pottery

The pleasure of creating something with your own hands (literally) from elements available in nature is not as marked in anything as in Pottery. Time to get hands deep into mud and shape objects of your desire! A pottery workshop is about concentration, focus, patience and fun. It also results in a profound sense of calm and exhilaration- simultaneously- as you turn the potter's wheel and watch your dream take shape right there between your nimble fingers. Time to clay!

For pottery the most common kind of clay is Earthenware, which is transported by moving water and is found far from its source, so it picks up impurities. The second variety- Stoneware- is harder clay and has natural colors. Finally, Kaolin clay or china clay is the purest because it is found nearest to its source and is used to make Porcelain.

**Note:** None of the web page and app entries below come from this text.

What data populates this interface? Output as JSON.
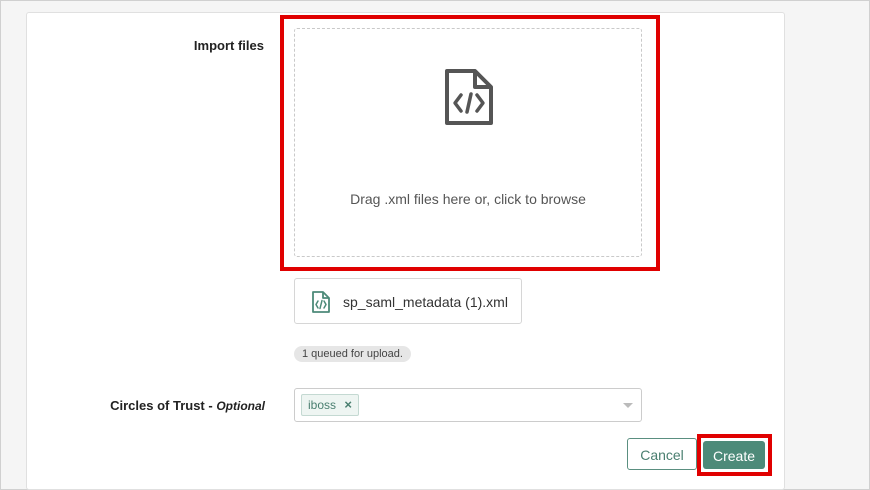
{
  "form": {
    "import_label": "Import files",
    "dropzone_hint": "Drag .xml files here or, click to browse",
    "file_icon": "xml-code-file-icon",
    "queued_files": [
      {
        "name": "sp_saml_metadata (1).xml",
        "icon": "xml-code-file-icon"
      }
    ],
    "queued_status": "1 queued for upload.",
    "circles_label": "Circles of Trust -",
    "circles_optional": "Optional",
    "selected_tags": [
      {
        "label": "iboss",
        "remove_glyph": "×"
      }
    ]
  },
  "actions": {
    "cancel_label": "Cancel",
    "create_label": "Create"
  },
  "colors": {
    "accent": "#4d8a79",
    "highlight": "#e00000",
    "tag_text": "#4a7f70"
  }
}
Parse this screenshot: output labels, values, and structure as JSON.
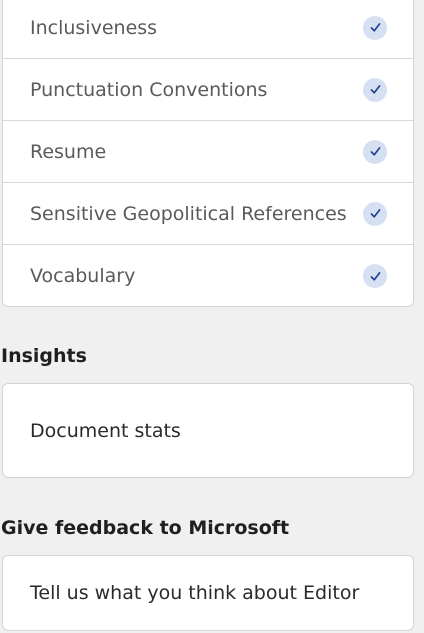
{
  "checks": {
    "items": [
      {
        "label": "Inclusiveness",
        "icon": "checkmark-icon",
        "checked": true
      },
      {
        "label": "Punctuation Conventions",
        "icon": "checkmark-icon",
        "checked": true
      },
      {
        "label": "Resume",
        "icon": "checkmark-icon",
        "checked": true
      },
      {
        "label": "Sensitive Geopolitical References",
        "icon": "checkmark-icon",
        "checked": true
      },
      {
        "label": "Vocabulary",
        "icon": "checkmark-icon",
        "checked": true
      }
    ]
  },
  "insights": {
    "heading": "Insights",
    "document_stats_label": "Document stats"
  },
  "feedback": {
    "heading": "Give feedback to Microsoft",
    "link_label": "Tell us what you think about Editor"
  },
  "colors": {
    "background": "#f0f0f0",
    "card": "#ffffff",
    "check_circle": "#d5e0f3",
    "check_mark": "#1f3f8f"
  }
}
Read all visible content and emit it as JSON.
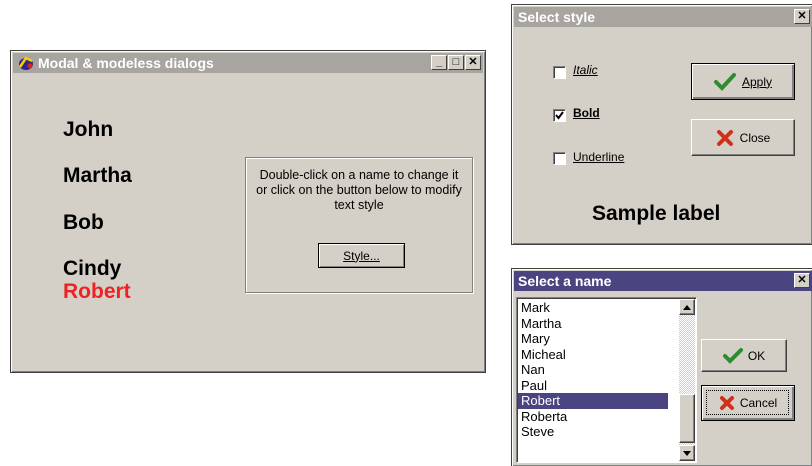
{
  "main_window": {
    "title": "Modal & modeless dialogs",
    "controls": [
      "_",
      "□",
      "✕"
    ],
    "names": [
      "John",
      "Martha",
      "Bob",
      "Cindy",
      "Robert"
    ],
    "highlight_color": "#ee2222",
    "help_text": "Double-click on a name to change it or click on the button below to modify text style",
    "style_button": "Style..."
  },
  "style_dialog": {
    "title": "Select style",
    "close": "✕",
    "options": [
      {
        "label": "Italic",
        "checked": false
      },
      {
        "label": "Bold",
        "checked": true
      },
      {
        "label": "Underline",
        "checked": false
      }
    ],
    "apply_button": "Apply",
    "close_button": "Close",
    "sample_label": "Sample label"
  },
  "name_dialog": {
    "title": "Select a name",
    "close": "✕",
    "items": [
      "Mark",
      "Martha",
      "Mary",
      "Micheal",
      "Nan",
      "Paul",
      "Robert",
      "Roberta",
      "Steve"
    ],
    "selected": "Robert",
    "ok_button": "OK",
    "cancel_button": "Cancel"
  },
  "colors": {
    "active_title": "#4a4580",
    "inactive_title": "#a8a4a0",
    "face": "#d4d0c8",
    "check_green": "#2e8b2e",
    "cross_red": "#d0301a"
  }
}
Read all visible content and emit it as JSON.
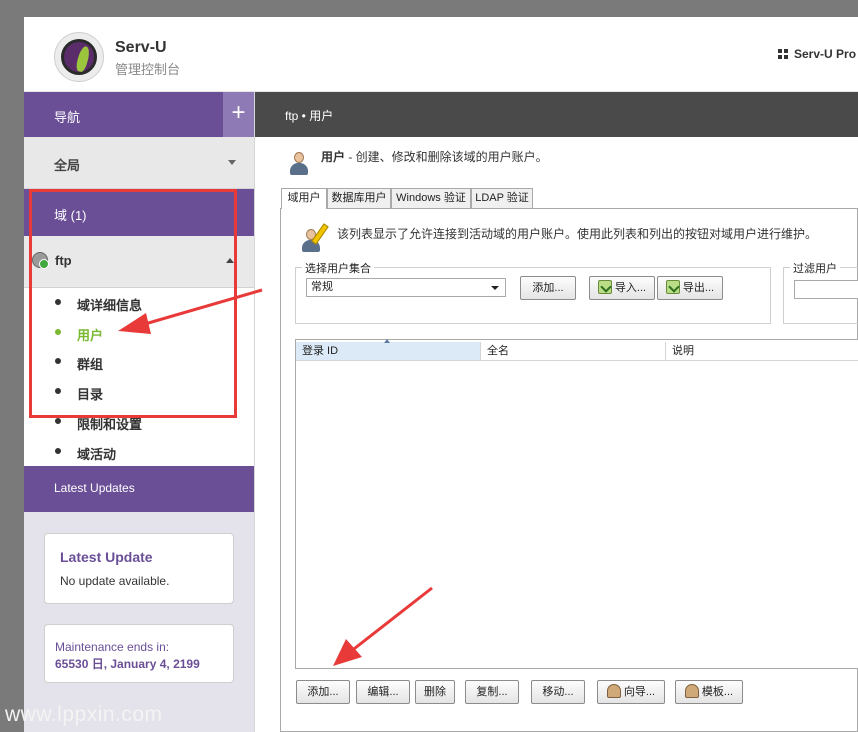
{
  "header": {
    "app_title": "Serv-U",
    "app_subtitle": "管理控制台",
    "product_link": "Serv-U Pro"
  },
  "sidebar": {
    "nav_label": "导航",
    "plus_label": "+",
    "global_label": "全局",
    "domain_label": "域 (1)",
    "ftp_label": "ftp",
    "subnav": [
      {
        "label": "域详细信息",
        "active": false
      },
      {
        "label": "用户",
        "active": true
      },
      {
        "label": "群组",
        "active": false
      },
      {
        "label": "目录",
        "active": false
      },
      {
        "label": "限制和设置",
        "active": false
      },
      {
        "label": "域活动",
        "active": false
      }
    ],
    "latest_updates_header": "Latest Updates",
    "latest_update_title": "Latest Update",
    "latest_update_text": "No update available.",
    "maintenance_label": "Maintenance ends in:",
    "maintenance_date": "65530 日, January 4, 2199"
  },
  "watermark": "www.lppxin.com",
  "main": {
    "breadcrumb": "ftp • 用户",
    "page_desc_bold": "用户",
    "page_desc_rest": " - 创建、修改和删除该域的用户账户。",
    "tabs": [
      {
        "label": "域用户",
        "active": true
      },
      {
        "label": "数据库用户",
        "active": false
      },
      {
        "label": "Windows 验证",
        "active": false
      },
      {
        "label": "LDAP 验证",
        "active": false
      }
    ],
    "panel_desc": "该列表显示了允许连接到活动域的用户账户。使用此列表和列出的按钮对域用户进行维护。",
    "collection_legend": "选择用户集合",
    "collection_value": "常规",
    "collection_add": "添加...",
    "import_label": "导入...",
    "export_label": "导出...",
    "filter_legend": "过滤用户",
    "columns": [
      "登录 ID",
      "全名",
      "说明"
    ],
    "bottom_buttons": {
      "add": "添加...",
      "edit": "编辑...",
      "delete": "删除",
      "copy": "复制...",
      "move": "移动...",
      "wizard": "向导...",
      "template": "模板..."
    }
  },
  "colors": {
    "accent_purple": "#6a4f97",
    "active_green": "#7ab830",
    "annotation_red": "#e93a3a"
  }
}
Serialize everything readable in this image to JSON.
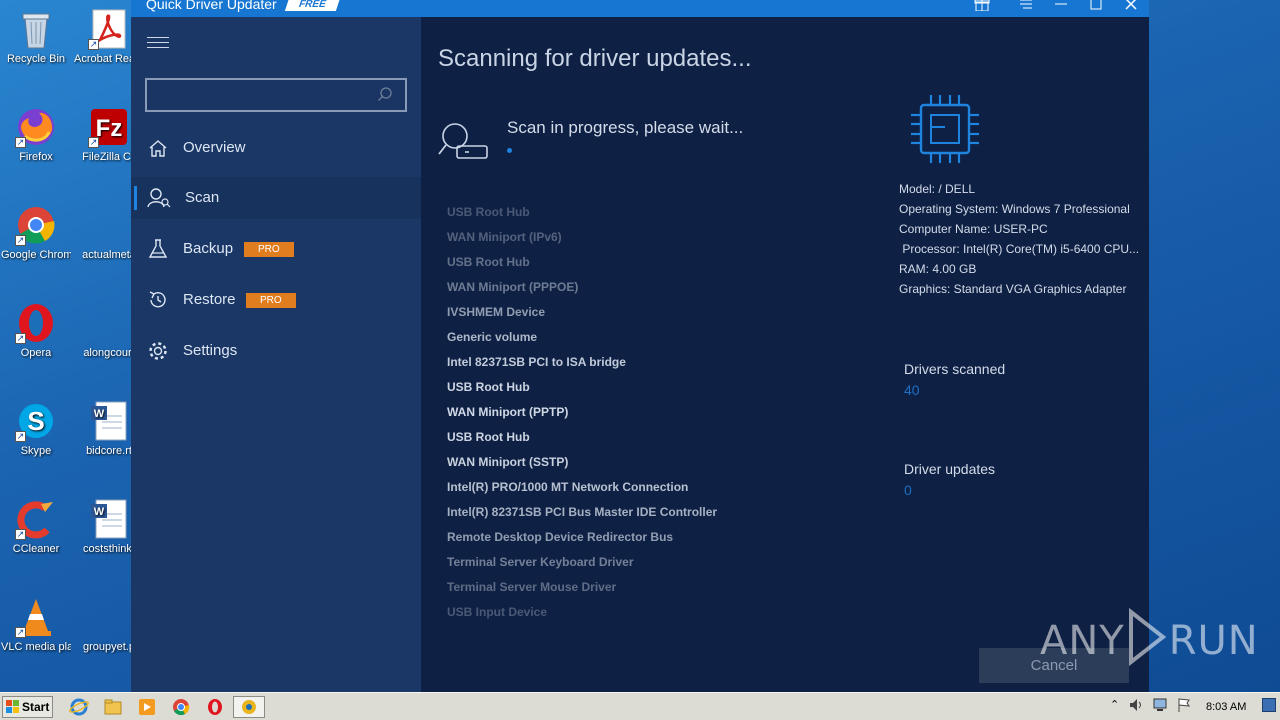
{
  "desktop": {
    "icons": [
      {
        "label": "Recycle Bin"
      },
      {
        "label": "Acrobat Reader D"
      },
      {
        "label": "Firefox"
      },
      {
        "label": "FileZilla Cli"
      },
      {
        "label": "Google Chrome"
      },
      {
        "label": "actualmeta"
      },
      {
        "label": "Opera"
      },
      {
        "label": "alongcourt"
      },
      {
        "label": "Skype"
      },
      {
        "label": "bidcore.rt"
      },
      {
        "label": "CCleaner"
      },
      {
        "label": "coststhink."
      },
      {
        "label": "VLC media player"
      },
      {
        "label": "groupyet.p"
      }
    ]
  },
  "app": {
    "title": "Quick Driver Updater",
    "badge": "FREE",
    "search": {
      "value": "",
      "placeholder": ""
    },
    "nav": [
      {
        "label": "Overview",
        "icon": "home-icon"
      },
      {
        "label": "Scan",
        "icon": "scan-user-icon",
        "active": true
      },
      {
        "label": "Backup",
        "icon": "flask-icon",
        "badge": "PRO"
      },
      {
        "label": "Restore",
        "icon": "restore-icon",
        "badge": "PRO"
      },
      {
        "label": "Settings",
        "icon": "gear-icon"
      }
    ],
    "main": {
      "title": "Scanning for driver updates...",
      "status": "Scan in progress, please wait...",
      "drivers": [
        "USB Root Hub",
        "WAN Miniport (IPv6)",
        "USB Root Hub",
        "WAN Miniport (PPPOE)",
        "IVSHMEM Device",
        "Generic volume",
        "Intel 82371SB PCI to ISA bridge",
        "USB Root Hub",
        "WAN Miniport (PPTP)",
        "USB Root Hub",
        "WAN Miniport (SSTP)",
        "Intel(R) PRO/1000 MT Network Connection",
        "Intel(R) 82371SB PCI Bus Master IDE Controller",
        "Remote Desktop Device Redirector Bus",
        "Terminal Server Keyboard Driver",
        "Terminal Server Mouse Driver",
        "USB Input Device"
      ],
      "driver_opacity": [
        0.28,
        0.33,
        0.4,
        0.45,
        0.62,
        0.75,
        0.85,
        0.9,
        0.92,
        0.9,
        0.88,
        0.8,
        0.72,
        0.62,
        0.48,
        0.38,
        0.28
      ],
      "sysinfo": {
        "model": "Model:  / DELL",
        "os": "Operating System: Windows 7 Professional",
        "computer": "Computer Name: USER-PC",
        "processor": " Processor: Intel(R) Core(TM) i5-6400 CPU...",
        "ram": "RAM: 4.00 GB",
        "graphics": "Graphics: Standard VGA Graphics Adapter"
      },
      "stats": {
        "scanned_label": "Drivers scanned",
        "scanned_value": "40",
        "updates_label": "Driver updates",
        "updates_value": "0"
      },
      "cancel_label": "Cancel"
    }
  },
  "watermark": {
    "left": "ANY",
    "right": "RUN"
  },
  "taskbar": {
    "start_label": "Start",
    "clock": "8:03 AM"
  },
  "colors": {
    "accent": "#1e84e0",
    "pro_badge": "#e07d1f",
    "sidebar": "#1a3766",
    "main_bg": "#0e2043"
  }
}
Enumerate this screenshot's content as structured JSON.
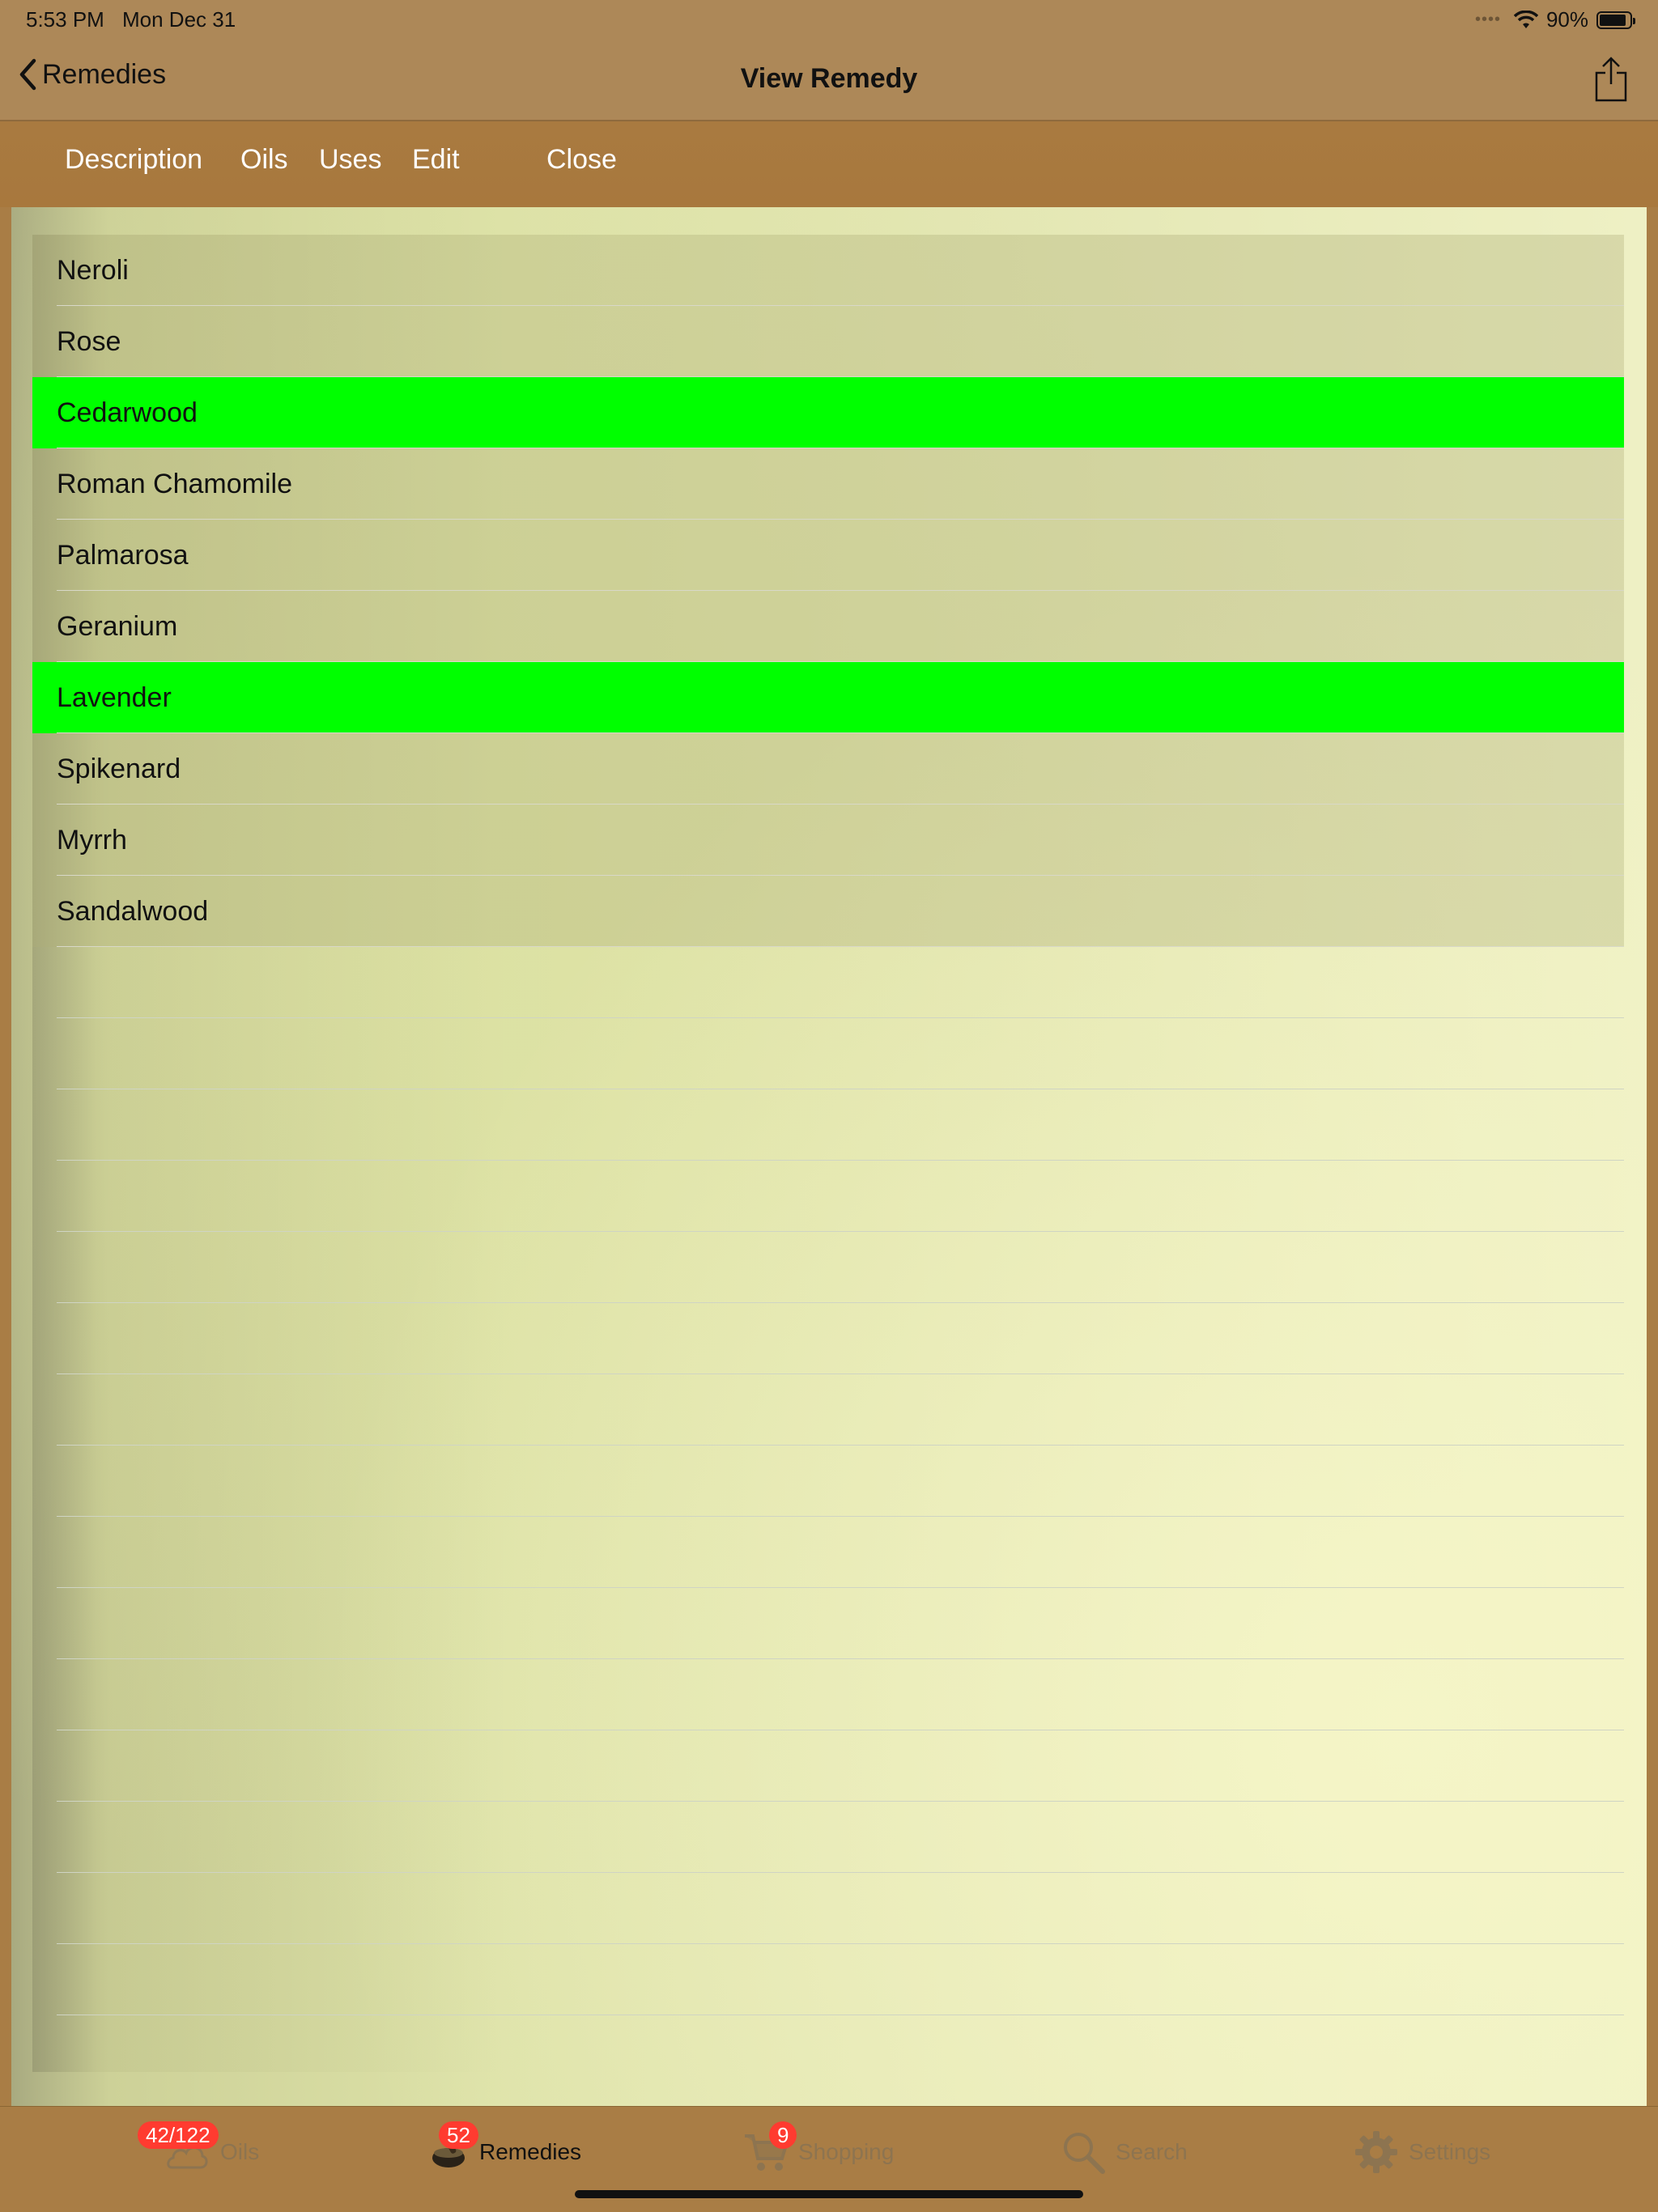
{
  "status_bar": {
    "time": "5:53 PM",
    "date": "Mon Dec 31",
    "battery": "90%",
    "battery_level": 0.9
  },
  "nav": {
    "back_label": "Remedies",
    "title": "View Remedy"
  },
  "segments": {
    "description": "Description",
    "oils": "Oils",
    "uses": "Uses",
    "edit": "Edit",
    "close": "Close"
  },
  "oils_list": [
    {
      "name": "Neroli",
      "highlighted": false
    },
    {
      "name": "Rose",
      "highlighted": false
    },
    {
      "name": "Cedarwood",
      "highlighted": true
    },
    {
      "name": "Roman Chamomile",
      "highlighted": false
    },
    {
      "name": "Palmarosa",
      "highlighted": false
    },
    {
      "name": "Geranium",
      "highlighted": false
    },
    {
      "name": "Lavender",
      "highlighted": true
    },
    {
      "name": "Spikenard",
      "highlighted": false
    },
    {
      "name": "Myrrh",
      "highlighted": false
    },
    {
      "name": "Sandalwood",
      "highlighted": false
    }
  ],
  "highlight_color": "#00ff00",
  "tabs": {
    "oils": {
      "label": "Oils",
      "badge": "42/122"
    },
    "remedies": {
      "label": "Remedies",
      "badge": "52"
    },
    "shopping": {
      "label": "Shopping",
      "badge": "9"
    },
    "search": {
      "label": "Search"
    },
    "settings": {
      "label": "Settings"
    }
  }
}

The potter's wheel was invented between 6000 and 4000 BCE in Mesopotamia and this brought about a new level in pottery as this allowed potters to craft wares faster and more efficiently.
Traditional Japanese pottery takes is fired by burning the fire for 24 hours for a week. They are fired in chambered wood kilns called Anagama (one chambered kiln) or Noborigama (multi-chambered kiln).
The word Ceramic has its root in the Greek term keramos, meaning "a potter" or "pottery". Keramos in turn is related to an older Sanskrit word meaning "to burn."
Surprisingly, the blade of a ceramic knife stays sharper for much longer than that of a steel knife.